*Problem statement*
Gather all lines with "location" from the records.

*Data*
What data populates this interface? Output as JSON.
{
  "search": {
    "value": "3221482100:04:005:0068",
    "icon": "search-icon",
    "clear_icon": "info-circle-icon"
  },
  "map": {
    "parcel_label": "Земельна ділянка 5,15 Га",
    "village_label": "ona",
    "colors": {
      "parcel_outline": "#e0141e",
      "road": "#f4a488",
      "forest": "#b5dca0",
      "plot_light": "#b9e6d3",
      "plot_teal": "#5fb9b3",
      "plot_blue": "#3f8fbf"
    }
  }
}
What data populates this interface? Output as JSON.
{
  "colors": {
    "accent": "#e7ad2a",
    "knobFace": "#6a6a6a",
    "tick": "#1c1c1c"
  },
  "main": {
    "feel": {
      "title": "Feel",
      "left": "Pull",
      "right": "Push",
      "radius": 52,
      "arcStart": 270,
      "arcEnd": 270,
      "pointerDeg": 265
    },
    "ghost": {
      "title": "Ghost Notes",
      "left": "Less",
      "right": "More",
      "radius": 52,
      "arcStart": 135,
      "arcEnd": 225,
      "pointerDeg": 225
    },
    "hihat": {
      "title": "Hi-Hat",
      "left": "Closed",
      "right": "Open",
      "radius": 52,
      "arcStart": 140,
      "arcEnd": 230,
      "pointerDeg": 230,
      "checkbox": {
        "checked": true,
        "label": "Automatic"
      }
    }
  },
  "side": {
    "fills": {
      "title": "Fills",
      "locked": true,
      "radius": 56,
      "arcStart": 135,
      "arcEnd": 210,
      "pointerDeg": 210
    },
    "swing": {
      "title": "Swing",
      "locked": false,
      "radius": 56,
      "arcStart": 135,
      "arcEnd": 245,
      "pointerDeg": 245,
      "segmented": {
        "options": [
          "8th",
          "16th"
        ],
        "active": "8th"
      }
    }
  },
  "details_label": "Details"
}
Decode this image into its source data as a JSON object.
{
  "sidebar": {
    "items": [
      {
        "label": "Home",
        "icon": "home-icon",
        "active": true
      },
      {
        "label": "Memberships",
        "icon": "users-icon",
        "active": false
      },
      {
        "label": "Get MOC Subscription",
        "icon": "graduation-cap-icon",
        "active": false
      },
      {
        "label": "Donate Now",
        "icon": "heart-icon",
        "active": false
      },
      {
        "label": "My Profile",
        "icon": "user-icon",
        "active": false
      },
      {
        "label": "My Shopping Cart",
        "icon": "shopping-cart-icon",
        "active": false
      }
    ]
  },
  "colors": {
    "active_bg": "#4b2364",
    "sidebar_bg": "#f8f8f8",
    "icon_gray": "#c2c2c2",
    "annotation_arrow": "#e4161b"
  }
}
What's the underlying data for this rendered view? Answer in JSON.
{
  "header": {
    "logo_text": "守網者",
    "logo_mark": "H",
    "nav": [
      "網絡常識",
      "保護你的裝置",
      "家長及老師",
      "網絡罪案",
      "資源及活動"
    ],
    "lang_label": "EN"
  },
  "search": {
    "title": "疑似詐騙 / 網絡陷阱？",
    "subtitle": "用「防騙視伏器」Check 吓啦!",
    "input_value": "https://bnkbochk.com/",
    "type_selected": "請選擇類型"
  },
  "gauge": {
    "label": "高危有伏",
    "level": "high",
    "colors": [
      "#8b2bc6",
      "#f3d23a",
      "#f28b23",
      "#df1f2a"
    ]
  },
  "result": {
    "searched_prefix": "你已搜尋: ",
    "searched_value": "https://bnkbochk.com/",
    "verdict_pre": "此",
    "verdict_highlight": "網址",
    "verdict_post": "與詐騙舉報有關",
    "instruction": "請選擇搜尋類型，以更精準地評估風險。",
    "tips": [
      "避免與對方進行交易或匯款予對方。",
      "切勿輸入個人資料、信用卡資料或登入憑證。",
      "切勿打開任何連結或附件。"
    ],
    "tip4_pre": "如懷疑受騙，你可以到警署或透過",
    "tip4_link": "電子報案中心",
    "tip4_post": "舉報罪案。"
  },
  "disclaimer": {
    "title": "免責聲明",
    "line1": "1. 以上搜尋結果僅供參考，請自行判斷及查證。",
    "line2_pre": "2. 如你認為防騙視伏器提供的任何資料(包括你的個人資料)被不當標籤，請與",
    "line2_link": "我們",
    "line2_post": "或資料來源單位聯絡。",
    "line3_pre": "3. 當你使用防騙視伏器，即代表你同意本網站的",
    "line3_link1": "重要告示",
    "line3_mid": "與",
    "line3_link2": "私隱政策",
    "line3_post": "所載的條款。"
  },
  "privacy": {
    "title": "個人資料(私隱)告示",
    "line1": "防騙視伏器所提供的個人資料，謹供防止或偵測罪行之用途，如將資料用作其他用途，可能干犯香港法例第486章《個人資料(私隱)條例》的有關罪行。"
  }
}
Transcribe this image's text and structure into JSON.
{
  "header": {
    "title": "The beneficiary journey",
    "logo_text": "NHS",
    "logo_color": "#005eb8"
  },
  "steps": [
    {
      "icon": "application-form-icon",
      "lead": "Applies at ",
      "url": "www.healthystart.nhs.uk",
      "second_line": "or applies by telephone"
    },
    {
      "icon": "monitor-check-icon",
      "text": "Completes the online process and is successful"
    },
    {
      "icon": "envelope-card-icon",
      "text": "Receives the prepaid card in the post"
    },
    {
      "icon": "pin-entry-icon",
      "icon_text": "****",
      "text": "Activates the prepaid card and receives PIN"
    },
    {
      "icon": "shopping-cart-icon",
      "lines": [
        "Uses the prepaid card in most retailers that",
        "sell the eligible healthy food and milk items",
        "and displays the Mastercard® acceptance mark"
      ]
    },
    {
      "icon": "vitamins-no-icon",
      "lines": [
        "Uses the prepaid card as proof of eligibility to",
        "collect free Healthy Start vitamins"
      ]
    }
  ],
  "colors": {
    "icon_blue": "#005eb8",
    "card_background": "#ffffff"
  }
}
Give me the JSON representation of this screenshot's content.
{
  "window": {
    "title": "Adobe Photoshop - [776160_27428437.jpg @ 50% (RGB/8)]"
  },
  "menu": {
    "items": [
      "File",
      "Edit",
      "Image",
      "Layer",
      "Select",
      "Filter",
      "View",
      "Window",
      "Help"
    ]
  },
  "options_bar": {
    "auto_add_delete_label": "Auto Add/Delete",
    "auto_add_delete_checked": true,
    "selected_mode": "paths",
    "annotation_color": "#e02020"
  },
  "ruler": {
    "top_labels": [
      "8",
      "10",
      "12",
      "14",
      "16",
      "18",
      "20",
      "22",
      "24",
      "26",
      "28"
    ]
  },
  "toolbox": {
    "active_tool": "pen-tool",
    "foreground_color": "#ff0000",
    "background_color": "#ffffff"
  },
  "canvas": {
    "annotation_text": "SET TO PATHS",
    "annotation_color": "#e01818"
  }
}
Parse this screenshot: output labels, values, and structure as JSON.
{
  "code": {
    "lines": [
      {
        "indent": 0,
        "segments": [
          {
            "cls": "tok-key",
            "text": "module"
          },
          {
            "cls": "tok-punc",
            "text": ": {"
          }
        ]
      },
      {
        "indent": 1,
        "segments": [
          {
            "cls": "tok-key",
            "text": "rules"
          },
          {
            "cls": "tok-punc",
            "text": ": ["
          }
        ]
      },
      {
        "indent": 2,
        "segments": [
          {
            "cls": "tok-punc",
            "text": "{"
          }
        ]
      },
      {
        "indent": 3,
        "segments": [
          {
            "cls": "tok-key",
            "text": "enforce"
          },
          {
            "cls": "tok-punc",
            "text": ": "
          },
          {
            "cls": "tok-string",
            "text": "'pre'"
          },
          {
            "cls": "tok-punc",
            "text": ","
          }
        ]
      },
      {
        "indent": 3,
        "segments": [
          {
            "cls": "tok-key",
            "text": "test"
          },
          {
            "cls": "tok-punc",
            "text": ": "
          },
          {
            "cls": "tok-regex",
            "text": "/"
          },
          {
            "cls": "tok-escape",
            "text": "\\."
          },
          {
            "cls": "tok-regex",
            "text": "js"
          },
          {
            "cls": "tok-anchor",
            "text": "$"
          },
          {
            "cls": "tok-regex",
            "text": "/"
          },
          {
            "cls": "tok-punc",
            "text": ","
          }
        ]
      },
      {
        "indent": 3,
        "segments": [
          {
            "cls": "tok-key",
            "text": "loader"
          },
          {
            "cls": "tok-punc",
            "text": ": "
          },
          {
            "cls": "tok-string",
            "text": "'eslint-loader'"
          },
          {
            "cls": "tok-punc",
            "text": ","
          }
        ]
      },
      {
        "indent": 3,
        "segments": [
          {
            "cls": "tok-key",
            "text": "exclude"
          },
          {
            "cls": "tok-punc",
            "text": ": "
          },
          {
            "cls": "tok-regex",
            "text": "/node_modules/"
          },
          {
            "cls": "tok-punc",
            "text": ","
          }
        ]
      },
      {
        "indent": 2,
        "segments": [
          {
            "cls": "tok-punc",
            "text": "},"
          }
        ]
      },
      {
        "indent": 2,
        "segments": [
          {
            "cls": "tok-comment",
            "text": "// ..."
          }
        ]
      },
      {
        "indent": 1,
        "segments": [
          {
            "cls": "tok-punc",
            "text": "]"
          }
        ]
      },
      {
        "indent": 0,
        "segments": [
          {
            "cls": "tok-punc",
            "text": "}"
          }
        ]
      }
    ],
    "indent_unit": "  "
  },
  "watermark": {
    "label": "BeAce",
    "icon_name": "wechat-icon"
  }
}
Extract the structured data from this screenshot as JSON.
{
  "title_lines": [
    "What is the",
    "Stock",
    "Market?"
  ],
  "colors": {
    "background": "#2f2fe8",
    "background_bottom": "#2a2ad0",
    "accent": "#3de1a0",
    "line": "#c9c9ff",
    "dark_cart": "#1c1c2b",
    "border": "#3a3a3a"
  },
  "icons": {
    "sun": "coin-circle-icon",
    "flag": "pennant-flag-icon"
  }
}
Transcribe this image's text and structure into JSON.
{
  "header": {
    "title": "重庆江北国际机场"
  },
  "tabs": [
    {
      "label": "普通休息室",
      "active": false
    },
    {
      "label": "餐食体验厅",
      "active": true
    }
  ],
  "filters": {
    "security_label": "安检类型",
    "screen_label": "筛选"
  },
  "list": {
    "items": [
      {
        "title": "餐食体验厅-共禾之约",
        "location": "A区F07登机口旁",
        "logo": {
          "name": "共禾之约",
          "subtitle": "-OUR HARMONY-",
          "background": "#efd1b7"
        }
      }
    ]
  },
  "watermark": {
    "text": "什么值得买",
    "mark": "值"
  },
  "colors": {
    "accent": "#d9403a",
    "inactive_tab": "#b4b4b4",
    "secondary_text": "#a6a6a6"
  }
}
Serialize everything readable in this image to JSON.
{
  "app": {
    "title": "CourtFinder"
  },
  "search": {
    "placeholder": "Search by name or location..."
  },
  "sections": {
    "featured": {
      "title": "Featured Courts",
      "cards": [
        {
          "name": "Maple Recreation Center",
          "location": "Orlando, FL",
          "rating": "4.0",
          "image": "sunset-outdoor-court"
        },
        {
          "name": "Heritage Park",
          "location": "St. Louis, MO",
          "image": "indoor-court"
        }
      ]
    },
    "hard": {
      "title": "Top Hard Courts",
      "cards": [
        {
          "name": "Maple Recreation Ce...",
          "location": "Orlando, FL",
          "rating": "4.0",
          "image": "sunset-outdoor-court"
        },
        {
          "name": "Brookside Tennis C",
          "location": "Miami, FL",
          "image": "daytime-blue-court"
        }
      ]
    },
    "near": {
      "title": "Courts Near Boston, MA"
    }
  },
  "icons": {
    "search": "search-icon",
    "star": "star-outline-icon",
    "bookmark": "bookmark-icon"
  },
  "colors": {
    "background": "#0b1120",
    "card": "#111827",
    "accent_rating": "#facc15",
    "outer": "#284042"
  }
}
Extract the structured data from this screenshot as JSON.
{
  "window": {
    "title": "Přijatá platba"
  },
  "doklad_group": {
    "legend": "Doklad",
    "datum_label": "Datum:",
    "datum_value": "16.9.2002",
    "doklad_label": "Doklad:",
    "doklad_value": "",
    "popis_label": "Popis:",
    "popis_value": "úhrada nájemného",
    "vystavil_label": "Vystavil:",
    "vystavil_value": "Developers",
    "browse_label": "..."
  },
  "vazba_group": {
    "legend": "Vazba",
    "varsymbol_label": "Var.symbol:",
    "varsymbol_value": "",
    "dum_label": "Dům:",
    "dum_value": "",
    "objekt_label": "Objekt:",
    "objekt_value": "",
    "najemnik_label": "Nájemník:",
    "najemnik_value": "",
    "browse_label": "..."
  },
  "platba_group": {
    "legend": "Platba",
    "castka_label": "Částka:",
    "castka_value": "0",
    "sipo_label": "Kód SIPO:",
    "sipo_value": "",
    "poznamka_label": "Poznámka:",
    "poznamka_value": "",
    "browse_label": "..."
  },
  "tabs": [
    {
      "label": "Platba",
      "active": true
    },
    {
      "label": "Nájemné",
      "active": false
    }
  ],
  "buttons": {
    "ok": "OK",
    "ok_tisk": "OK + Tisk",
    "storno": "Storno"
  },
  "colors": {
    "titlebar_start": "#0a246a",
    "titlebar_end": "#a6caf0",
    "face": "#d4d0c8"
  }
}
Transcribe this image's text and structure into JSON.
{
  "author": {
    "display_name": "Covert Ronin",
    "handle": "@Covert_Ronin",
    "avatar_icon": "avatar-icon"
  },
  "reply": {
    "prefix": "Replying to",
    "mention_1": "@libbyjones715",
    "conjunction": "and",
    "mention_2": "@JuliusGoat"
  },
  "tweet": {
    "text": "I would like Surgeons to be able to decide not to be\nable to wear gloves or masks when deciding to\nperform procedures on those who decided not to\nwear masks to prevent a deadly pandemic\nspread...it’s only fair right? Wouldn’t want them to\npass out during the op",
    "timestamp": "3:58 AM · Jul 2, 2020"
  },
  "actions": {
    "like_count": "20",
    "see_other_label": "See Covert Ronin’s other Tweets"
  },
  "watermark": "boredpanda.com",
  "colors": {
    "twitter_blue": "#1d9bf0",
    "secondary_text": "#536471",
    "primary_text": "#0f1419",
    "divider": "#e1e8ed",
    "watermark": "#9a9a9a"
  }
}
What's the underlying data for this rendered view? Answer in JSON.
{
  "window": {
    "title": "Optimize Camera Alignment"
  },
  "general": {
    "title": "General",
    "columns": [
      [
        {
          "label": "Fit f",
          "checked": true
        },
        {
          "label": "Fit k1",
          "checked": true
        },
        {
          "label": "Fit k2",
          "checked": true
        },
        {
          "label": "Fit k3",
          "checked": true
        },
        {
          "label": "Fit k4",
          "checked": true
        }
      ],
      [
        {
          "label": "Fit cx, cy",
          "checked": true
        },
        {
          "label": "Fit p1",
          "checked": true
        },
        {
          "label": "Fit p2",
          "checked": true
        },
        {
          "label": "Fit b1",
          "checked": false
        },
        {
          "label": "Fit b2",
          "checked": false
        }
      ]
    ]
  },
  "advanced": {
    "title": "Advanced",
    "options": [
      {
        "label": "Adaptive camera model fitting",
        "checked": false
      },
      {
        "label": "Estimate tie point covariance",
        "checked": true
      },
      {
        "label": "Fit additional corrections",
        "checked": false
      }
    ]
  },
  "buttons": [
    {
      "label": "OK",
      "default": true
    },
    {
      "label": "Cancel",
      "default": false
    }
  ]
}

*Solution to this exercise*
        "location": "A区F07登机口旁",
    "placeholder": "Search by name or location..."
          "location": "Orlando, FL",
          "location": "St. Louis, MO",
          "location": "Orlando, FL",
          "location": "Miami, FL",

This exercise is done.